**DIRECTIONS FOR THIS TASK**
Keep only the lines that hold the string "фиксации", filtering out the rest of the entries below.

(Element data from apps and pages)
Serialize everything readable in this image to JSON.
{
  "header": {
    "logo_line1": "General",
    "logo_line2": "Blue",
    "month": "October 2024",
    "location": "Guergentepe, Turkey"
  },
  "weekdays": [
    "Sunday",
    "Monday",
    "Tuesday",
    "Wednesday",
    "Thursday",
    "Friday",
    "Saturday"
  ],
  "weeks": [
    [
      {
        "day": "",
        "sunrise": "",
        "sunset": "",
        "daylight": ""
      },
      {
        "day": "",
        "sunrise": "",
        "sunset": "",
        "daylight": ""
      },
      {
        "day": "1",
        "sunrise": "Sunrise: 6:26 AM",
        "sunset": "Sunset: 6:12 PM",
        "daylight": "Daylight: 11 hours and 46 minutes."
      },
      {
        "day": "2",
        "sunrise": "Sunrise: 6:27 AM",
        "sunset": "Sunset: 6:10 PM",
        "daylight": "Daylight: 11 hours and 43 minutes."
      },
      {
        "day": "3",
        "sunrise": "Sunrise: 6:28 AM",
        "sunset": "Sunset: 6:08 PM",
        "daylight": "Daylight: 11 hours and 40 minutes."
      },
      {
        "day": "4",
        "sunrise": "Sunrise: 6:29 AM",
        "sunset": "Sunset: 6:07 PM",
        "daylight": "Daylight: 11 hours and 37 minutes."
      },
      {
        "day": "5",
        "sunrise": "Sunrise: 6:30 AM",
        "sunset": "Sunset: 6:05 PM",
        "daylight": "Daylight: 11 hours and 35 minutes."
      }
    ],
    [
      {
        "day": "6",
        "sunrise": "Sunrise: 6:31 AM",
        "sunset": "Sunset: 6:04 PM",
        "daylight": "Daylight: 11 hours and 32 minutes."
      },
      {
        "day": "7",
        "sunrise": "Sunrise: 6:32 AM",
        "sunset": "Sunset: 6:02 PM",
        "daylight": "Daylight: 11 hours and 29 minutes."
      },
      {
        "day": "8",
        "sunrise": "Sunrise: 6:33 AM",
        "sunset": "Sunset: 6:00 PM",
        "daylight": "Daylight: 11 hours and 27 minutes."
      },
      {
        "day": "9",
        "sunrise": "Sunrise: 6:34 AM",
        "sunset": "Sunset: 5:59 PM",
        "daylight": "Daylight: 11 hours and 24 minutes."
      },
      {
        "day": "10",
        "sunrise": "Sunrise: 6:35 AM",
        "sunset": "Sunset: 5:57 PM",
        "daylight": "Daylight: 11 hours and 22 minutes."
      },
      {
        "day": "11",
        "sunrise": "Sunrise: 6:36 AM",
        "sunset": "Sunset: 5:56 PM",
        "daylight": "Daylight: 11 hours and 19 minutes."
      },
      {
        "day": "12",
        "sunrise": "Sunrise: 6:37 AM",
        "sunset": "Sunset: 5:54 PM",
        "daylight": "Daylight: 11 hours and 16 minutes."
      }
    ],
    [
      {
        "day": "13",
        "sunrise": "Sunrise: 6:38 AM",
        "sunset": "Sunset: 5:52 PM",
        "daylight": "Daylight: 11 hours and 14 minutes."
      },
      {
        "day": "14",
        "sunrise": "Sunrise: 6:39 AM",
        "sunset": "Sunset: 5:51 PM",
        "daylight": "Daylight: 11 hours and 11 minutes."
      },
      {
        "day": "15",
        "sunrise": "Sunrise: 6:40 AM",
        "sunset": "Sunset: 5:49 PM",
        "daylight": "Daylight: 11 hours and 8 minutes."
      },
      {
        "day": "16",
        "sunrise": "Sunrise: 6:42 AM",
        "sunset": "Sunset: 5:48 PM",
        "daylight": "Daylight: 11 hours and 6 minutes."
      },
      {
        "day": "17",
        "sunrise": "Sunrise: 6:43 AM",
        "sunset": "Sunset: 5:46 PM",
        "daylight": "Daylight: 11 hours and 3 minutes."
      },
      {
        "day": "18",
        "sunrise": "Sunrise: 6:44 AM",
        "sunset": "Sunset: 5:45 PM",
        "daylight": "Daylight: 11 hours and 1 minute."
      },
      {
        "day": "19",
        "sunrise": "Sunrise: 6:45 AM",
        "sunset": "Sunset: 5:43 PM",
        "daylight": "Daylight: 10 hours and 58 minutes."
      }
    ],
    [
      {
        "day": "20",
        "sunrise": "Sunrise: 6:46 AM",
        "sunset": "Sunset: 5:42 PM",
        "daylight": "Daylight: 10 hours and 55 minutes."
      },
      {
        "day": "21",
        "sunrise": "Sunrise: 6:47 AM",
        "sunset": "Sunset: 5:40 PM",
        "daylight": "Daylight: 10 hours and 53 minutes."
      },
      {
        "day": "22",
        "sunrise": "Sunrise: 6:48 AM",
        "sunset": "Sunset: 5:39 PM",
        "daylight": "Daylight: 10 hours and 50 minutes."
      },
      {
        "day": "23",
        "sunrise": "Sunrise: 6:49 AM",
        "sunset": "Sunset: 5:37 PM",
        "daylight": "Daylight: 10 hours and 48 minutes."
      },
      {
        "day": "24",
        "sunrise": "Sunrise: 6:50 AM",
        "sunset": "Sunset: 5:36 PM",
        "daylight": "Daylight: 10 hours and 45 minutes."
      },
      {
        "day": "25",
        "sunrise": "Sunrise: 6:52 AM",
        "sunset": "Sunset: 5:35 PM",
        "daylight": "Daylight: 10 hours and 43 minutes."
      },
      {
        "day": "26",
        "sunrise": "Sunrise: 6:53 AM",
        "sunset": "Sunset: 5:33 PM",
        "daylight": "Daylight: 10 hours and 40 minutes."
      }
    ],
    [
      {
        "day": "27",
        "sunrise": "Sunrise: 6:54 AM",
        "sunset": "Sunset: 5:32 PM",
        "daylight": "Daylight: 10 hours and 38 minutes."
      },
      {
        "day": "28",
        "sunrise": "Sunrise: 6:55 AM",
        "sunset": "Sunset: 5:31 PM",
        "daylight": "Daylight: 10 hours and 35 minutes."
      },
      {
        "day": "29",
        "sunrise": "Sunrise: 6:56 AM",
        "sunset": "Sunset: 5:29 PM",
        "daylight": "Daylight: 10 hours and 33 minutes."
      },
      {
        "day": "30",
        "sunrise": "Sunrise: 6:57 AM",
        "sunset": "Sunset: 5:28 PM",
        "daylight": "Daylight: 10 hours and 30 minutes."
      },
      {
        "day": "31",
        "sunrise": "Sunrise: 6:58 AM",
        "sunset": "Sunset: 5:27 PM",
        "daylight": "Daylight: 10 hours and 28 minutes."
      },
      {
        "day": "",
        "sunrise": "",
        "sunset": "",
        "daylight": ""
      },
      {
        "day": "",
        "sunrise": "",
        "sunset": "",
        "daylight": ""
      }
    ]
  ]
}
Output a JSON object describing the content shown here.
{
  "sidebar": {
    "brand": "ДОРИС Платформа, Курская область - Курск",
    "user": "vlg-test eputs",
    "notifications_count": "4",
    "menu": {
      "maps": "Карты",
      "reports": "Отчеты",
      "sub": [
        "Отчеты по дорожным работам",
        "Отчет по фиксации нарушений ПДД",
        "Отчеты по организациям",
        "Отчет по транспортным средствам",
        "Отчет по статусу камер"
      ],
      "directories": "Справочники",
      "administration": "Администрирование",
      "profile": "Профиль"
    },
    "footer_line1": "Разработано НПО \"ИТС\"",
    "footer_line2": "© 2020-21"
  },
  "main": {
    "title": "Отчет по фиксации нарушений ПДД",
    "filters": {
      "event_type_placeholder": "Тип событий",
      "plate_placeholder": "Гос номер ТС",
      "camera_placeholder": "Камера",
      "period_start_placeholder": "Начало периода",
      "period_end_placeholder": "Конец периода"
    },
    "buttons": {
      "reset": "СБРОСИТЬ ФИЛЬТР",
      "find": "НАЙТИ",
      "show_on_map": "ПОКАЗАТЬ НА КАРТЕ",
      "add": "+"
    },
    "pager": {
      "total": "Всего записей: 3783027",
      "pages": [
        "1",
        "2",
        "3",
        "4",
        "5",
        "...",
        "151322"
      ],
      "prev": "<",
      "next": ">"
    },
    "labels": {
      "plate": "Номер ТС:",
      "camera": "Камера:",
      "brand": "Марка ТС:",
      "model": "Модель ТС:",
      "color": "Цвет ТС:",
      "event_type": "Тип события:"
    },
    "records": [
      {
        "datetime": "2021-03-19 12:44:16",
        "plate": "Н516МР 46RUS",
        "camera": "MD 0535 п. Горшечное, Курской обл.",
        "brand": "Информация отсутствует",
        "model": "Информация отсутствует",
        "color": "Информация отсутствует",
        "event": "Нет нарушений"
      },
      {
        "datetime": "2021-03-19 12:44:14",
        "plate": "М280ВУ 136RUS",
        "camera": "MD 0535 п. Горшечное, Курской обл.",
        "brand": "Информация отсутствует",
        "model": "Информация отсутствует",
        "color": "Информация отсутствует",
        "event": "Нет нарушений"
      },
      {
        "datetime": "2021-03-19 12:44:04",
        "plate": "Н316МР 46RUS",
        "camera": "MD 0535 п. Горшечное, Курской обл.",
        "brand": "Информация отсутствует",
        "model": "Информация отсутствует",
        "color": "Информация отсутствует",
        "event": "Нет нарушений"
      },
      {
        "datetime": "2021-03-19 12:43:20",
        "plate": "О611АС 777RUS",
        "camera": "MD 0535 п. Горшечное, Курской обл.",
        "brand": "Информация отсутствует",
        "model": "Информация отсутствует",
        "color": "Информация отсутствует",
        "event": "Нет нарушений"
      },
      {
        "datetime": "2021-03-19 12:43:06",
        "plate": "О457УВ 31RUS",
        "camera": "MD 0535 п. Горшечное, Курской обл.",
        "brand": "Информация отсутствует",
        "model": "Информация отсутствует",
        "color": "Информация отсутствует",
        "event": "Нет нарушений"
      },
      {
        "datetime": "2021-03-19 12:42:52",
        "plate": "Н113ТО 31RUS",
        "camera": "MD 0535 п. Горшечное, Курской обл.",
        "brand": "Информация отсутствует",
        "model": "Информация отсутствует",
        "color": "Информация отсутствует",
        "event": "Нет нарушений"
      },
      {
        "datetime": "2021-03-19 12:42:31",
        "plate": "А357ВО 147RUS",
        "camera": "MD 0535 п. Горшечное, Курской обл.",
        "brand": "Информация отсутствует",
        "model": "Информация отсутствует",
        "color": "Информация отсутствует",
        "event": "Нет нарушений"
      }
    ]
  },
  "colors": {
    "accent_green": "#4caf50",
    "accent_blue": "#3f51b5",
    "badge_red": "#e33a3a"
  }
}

**RESPONSE FOR THIS EXERCISE**
        "Отчет по фиксации нарушений ПДД",
    "title": "Отчет по фиксации нарушений ПДД",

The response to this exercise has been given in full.